• **WHAT TO WORK ON**:
Look at each line below and tally those holding "price"; answer with that figure and nothing else.
*** Opening RECORD EXCERPTS ***
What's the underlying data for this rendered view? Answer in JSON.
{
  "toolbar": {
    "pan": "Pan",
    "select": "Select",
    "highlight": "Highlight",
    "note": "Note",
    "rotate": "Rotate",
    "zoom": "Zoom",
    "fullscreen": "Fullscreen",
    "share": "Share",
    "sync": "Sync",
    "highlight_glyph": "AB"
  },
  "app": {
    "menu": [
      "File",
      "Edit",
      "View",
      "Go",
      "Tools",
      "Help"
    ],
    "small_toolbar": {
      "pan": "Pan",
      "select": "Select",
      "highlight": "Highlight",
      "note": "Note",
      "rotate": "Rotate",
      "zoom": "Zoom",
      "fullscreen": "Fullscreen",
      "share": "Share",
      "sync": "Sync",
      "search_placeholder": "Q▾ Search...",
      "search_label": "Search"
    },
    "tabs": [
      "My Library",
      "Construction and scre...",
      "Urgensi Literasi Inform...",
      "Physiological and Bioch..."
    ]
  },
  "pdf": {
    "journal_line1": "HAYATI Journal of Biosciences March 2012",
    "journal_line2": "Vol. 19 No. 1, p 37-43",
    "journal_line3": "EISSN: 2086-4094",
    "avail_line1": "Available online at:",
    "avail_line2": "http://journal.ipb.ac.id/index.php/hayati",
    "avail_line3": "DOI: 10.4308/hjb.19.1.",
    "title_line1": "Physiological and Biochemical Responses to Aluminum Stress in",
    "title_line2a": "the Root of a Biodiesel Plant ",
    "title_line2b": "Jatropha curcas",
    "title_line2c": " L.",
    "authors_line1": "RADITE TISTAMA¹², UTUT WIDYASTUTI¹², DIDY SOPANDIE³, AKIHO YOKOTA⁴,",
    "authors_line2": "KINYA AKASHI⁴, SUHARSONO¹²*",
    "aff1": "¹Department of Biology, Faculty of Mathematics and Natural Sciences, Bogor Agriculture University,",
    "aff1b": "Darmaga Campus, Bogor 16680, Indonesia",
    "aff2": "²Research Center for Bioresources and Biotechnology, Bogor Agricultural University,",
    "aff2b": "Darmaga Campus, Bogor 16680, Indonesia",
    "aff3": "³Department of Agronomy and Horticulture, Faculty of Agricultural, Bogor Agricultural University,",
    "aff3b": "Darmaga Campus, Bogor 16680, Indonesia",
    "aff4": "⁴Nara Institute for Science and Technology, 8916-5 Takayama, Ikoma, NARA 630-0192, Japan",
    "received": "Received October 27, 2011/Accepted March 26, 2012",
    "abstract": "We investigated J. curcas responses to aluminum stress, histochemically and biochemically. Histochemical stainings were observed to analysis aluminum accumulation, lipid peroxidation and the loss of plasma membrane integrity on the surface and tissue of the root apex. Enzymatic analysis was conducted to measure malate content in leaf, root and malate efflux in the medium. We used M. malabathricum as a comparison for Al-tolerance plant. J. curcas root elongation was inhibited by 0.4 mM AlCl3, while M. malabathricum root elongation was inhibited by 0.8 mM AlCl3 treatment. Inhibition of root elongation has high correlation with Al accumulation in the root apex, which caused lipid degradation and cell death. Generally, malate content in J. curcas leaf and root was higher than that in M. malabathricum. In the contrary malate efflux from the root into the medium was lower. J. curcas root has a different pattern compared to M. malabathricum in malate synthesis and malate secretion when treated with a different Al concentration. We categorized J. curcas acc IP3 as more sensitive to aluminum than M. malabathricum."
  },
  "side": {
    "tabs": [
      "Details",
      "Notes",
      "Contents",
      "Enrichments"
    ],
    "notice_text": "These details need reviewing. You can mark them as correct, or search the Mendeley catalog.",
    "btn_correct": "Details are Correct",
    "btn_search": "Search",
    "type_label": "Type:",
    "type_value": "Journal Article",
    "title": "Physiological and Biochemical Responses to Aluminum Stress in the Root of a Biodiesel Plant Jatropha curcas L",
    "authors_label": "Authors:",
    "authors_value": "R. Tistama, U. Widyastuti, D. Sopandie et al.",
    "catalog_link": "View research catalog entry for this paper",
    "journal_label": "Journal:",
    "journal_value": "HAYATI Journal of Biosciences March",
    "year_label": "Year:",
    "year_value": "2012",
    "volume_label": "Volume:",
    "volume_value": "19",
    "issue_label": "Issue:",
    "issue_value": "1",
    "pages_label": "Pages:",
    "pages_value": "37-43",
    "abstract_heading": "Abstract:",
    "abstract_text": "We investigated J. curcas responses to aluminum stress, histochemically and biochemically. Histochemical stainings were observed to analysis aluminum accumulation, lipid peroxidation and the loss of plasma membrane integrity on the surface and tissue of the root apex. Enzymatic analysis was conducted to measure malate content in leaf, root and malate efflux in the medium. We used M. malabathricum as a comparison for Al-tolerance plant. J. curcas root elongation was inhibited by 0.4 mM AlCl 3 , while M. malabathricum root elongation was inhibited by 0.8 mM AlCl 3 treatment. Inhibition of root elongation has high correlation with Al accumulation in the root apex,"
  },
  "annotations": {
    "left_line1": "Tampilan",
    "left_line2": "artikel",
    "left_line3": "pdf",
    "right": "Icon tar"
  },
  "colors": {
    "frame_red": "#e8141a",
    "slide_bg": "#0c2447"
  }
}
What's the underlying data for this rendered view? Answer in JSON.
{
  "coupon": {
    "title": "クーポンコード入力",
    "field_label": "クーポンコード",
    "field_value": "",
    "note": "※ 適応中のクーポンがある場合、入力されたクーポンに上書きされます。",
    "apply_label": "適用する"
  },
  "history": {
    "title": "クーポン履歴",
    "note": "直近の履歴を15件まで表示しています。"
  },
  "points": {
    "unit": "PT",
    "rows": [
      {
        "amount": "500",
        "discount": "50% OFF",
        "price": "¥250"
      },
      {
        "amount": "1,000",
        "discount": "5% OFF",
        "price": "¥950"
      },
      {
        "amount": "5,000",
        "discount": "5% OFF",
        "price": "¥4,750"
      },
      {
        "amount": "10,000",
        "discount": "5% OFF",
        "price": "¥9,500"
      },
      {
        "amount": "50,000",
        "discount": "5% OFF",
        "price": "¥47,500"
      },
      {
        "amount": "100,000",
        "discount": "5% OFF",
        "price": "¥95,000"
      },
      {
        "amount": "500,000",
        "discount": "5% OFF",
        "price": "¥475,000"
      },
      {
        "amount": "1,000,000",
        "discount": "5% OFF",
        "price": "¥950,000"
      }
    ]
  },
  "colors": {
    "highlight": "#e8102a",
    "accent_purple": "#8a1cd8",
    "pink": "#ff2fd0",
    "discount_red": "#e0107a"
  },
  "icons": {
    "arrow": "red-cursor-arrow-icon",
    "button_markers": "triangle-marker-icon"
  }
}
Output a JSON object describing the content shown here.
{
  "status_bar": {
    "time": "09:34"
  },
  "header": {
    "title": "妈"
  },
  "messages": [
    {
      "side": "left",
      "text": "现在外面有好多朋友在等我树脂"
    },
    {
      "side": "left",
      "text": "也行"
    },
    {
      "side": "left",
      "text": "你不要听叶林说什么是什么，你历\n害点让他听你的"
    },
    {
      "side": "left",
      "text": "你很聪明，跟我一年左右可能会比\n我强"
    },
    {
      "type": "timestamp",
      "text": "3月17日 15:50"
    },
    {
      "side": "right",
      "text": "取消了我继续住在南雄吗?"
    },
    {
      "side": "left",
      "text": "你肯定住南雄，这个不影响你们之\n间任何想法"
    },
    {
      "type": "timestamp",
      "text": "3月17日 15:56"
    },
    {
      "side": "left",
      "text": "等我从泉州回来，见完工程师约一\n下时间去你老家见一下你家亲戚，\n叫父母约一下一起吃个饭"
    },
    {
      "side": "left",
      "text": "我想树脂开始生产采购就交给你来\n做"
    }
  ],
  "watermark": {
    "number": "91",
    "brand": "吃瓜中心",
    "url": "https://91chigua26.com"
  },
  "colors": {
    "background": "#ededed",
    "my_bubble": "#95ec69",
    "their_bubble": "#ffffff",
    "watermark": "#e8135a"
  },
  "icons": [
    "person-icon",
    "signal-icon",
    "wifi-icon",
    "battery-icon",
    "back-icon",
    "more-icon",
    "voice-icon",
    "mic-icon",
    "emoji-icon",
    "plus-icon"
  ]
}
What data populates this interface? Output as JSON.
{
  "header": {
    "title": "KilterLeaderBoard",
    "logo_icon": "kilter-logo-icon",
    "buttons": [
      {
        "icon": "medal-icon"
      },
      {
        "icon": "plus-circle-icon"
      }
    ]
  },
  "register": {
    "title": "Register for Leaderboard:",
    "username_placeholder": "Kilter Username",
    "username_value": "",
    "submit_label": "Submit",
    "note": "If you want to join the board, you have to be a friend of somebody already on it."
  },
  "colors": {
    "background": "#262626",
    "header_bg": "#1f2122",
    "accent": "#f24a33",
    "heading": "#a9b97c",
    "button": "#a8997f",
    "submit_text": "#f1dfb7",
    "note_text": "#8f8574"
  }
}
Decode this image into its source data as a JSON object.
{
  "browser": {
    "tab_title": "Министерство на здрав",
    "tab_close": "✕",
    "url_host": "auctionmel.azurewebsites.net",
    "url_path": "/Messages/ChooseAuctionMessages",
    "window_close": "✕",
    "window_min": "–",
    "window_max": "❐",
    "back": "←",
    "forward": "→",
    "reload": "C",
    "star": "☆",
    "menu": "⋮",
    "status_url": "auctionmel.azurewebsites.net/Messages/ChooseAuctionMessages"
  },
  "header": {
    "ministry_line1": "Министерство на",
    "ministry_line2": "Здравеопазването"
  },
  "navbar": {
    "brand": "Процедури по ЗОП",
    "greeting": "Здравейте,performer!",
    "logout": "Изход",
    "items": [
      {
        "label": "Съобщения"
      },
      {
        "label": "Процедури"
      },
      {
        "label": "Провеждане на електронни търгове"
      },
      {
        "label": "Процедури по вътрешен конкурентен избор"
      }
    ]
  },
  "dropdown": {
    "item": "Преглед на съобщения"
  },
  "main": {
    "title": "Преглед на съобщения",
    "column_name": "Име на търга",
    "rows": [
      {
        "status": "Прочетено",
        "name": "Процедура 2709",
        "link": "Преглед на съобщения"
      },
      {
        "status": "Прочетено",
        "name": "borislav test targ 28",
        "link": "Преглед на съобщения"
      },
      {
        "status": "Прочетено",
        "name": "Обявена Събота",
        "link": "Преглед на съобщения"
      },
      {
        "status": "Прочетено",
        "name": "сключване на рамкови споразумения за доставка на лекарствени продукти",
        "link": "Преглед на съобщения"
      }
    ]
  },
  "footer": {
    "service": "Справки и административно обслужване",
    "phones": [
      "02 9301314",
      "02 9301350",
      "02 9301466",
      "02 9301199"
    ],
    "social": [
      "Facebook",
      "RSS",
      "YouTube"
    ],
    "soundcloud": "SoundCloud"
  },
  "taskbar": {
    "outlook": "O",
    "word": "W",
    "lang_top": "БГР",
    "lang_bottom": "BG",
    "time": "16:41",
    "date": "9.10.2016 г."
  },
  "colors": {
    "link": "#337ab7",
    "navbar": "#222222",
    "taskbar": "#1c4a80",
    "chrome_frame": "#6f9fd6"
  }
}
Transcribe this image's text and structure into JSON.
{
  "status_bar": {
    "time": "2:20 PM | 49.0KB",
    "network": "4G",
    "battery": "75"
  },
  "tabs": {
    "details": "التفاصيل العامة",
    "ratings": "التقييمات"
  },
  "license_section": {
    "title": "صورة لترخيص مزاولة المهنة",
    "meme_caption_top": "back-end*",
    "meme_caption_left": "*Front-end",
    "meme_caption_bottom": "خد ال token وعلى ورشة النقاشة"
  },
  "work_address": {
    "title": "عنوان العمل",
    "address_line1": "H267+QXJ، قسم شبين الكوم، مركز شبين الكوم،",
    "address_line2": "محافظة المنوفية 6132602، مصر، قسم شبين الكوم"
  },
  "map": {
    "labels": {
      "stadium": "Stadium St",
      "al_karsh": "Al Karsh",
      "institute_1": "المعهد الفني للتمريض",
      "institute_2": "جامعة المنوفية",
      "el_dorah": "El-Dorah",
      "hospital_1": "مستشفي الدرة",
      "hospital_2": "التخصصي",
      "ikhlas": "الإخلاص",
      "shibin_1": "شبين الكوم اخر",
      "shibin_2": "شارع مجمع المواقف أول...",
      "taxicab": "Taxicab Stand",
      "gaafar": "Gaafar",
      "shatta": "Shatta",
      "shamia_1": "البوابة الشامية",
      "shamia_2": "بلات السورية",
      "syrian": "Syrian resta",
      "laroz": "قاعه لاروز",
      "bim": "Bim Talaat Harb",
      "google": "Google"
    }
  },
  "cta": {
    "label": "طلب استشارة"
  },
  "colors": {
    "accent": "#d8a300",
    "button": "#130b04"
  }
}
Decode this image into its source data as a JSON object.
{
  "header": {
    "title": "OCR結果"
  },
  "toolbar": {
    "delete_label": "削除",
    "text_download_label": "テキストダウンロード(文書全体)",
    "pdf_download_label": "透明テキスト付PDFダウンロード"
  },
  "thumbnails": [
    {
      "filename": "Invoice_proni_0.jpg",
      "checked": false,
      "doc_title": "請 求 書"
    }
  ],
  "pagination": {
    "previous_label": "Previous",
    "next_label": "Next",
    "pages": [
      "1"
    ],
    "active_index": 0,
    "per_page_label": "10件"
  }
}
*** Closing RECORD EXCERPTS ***
• **ANSWER TO THIS TASK**:
8